> **Task objective**: For this task, copy the data that follows exactly, keeping every character.

> **Provided material**:
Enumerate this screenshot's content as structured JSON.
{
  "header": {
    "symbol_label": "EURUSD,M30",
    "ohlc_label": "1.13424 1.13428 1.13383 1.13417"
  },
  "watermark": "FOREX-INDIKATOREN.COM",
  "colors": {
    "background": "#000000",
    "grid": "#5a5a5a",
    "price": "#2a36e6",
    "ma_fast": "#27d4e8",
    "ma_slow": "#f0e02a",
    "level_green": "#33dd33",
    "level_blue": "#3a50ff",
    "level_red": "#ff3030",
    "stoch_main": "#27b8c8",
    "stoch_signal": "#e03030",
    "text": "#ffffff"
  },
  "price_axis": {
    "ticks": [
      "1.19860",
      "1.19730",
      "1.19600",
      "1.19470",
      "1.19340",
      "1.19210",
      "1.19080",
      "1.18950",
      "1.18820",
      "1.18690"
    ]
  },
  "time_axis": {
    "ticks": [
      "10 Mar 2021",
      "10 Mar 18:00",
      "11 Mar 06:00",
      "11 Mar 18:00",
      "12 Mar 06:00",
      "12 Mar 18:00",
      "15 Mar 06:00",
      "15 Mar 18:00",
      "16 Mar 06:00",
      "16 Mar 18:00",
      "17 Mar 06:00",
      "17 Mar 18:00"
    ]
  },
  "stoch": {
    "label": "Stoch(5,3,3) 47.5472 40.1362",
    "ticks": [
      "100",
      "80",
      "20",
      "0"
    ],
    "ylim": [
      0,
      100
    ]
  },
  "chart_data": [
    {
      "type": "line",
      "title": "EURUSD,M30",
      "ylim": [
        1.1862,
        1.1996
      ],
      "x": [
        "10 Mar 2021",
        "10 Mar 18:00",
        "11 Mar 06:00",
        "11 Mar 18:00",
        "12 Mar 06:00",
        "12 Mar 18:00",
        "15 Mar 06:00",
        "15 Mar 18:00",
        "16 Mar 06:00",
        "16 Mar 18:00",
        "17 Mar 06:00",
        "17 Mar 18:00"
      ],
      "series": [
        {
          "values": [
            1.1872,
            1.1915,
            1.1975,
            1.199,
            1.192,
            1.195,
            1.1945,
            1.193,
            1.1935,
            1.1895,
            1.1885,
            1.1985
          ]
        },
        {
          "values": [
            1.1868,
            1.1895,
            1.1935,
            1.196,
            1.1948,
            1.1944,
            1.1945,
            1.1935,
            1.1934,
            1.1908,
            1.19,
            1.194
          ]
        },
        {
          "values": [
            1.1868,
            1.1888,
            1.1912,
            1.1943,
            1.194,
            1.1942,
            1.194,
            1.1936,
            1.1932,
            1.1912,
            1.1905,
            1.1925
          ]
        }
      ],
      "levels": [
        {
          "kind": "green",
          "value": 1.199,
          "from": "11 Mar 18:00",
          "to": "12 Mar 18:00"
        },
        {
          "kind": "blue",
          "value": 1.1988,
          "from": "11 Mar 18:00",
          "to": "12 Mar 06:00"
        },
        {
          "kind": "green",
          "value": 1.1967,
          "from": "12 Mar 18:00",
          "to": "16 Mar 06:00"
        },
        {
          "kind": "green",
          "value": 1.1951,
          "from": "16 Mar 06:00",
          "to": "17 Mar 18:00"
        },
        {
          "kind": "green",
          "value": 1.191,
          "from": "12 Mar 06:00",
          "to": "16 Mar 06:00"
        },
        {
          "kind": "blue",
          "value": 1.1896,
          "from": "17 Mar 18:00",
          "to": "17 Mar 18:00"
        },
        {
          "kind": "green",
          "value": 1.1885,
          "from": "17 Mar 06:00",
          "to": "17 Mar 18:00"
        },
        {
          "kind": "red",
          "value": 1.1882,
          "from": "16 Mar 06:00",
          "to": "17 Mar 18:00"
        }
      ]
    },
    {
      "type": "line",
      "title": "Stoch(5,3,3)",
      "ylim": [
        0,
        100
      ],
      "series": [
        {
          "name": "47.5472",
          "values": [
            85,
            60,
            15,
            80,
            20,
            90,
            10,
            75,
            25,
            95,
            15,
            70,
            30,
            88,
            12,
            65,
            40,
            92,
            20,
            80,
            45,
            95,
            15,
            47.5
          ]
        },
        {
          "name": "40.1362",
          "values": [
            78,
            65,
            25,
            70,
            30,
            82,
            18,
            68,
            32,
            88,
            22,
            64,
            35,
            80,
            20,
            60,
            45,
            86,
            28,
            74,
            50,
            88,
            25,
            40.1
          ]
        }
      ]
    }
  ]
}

> **Exercise output**:
Enumerate this screenshot's content as structured JSON.
{
  "header": {
    "symbol_label": "EURUSD,M30",
    "ohlc_label": "1.13424 1.13428 1.13383 1.13417"
  },
  "watermark": "FOREX-INDIKATOREN.COM",
  "colors": {
    "background": "#000000",
    "grid": "#5a5a5a",
    "price": "#2a36e6",
    "ma_fast": "#27d4e8",
    "ma_slow": "#f0e02a",
    "level_green": "#33dd33",
    "level_blue": "#3a50ff",
    "level_red": "#ff3030",
    "stoch_main": "#27b8c8",
    "stoch_signal": "#e03030",
    "text": "#ffffff"
  },
  "price_axis": {
    "ticks": [
      "1.19860",
      "1.19730",
      "1.19600",
      "1.19470",
      "1.19340",
      "1.19210",
      "1.19080",
      "1.18950",
      "1.18820",
      "1.18690"
    ]
  },
  "time_axis": {
    "ticks": [
      "10 Mar 2021",
      "10 Mar 18:00",
      "11 Mar 06:00",
      "11 Mar 18:00",
      "12 Mar 06:00",
      "12 Mar 18:00",
      "15 Mar 06:00",
      "15 Mar 18:00",
      "16 Mar 06:00",
      "16 Mar 18:00",
      "17 Mar 06:00",
      "17 Mar 18:00"
    ]
  },
  "stoch": {
    "label": "Stoch(5,3,3) 47.5472 40.1362",
    "ticks": [
      "100",
      "80",
      "20",
      "0"
    ],
    "ylim": [
      0,
      100
    ]
  },
  "chart_data": [
    {
      "type": "line",
      "title": "EURUSD,M30",
      "ylim": [
        1.1862,
        1.1996
      ],
      "x": [
        "10 Mar 2021",
        "10 Mar 18:00",
        "11 Mar 06:00",
        "11 Mar 18:00",
        "12 Mar 06:00",
        "12 Mar 18:00",
        "15 Mar 06:00",
        "15 Mar 18:00",
        "16 Mar 06:00",
        "16 Mar 18:00",
        "17 Mar 06:00",
        "17 Mar 18:00"
      ],
      "series": [
        {
          "values": [
            1.1872,
            1.1915,
            1.1975,
            1.199,
            1.192,
            1.195,
            1.1945,
            1.193,
            1.1935,
            1.1895,
            1.1885,
            1.1985
          ]
        },
        {
          "values": [
            1.1868,
            1.1895,
            1.1935,
            1.196,
            1.1948,
            1.1944,
            1.1945,
            1.1935,
            1.1934,
            1.1908,
            1.19,
            1.194
          ]
        },
        {
          "values": [
            1.1868,
            1.1888,
            1.1912,
            1.1943,
            1.194,
            1.1942,
            1.194,
            1.1936,
            1.1932,
            1.1912,
            1.1905,
            1.1925
          ]
        }
      ],
      "levels": [
        {
          "kind": "green",
          "value": 1.199,
          "from": "11 Mar 18:00",
          "to": "12 Mar 18:00"
        },
        {
          "kind": "blue",
          "value": 1.1988,
          "from": "11 Mar 18:00",
          "to": "12 Mar 06:00"
        },
        {
          "kind": "green",
          "value": 1.1967,
          "from": "12 Mar 18:00",
          "to": "16 Mar 06:00"
        },
        {
          "kind": "green",
          "value": 1.1951,
          "from": "16 Mar 06:00",
          "to": "17 Mar 18:00"
        },
        {
          "kind": "green",
          "value": 1.191,
          "from": "12 Mar 06:00",
          "to": "16 Mar 06:00"
        },
        {
          "kind": "blue",
          "value": 1.1896,
          "from": "17 Mar 18:00",
          "to": "17 Mar 18:00"
        },
        {
          "kind": "green",
          "value": 1.1885,
          "from": "17 Mar 06:00",
          "to": "17 Mar 18:00"
        },
        {
          "kind": "red",
          "value": 1.1882,
          "from": "16 Mar 06:00",
          "to": "17 Mar 18:00"
        }
      ]
    },
    {
      "type": "line",
      "title": "Stoch(5,3,3)",
      "ylim": [
        0,
        100
      ],
      "series": [
        {
          "name": "47.5472",
          "values": [
            85,
            60,
            15,
            80,
            20,
            90,
            10,
            75,
            25,
            95,
            15,
            70,
            30,
            88,
            12,
            65,
            40,
            92,
            20,
            80,
            45,
            95,
            15,
            47.5
          ]
        },
        {
          "name": "40.1362",
          "values": [
            78,
            65,
            25,
            70,
            30,
            82,
            18,
            68,
            32,
            88,
            22,
            64,
            35,
            80,
            20,
            60,
            45,
            86,
            28,
            74,
            50,
            88,
            25,
            40.1
          ]
        }
      ]
    }
  ]
}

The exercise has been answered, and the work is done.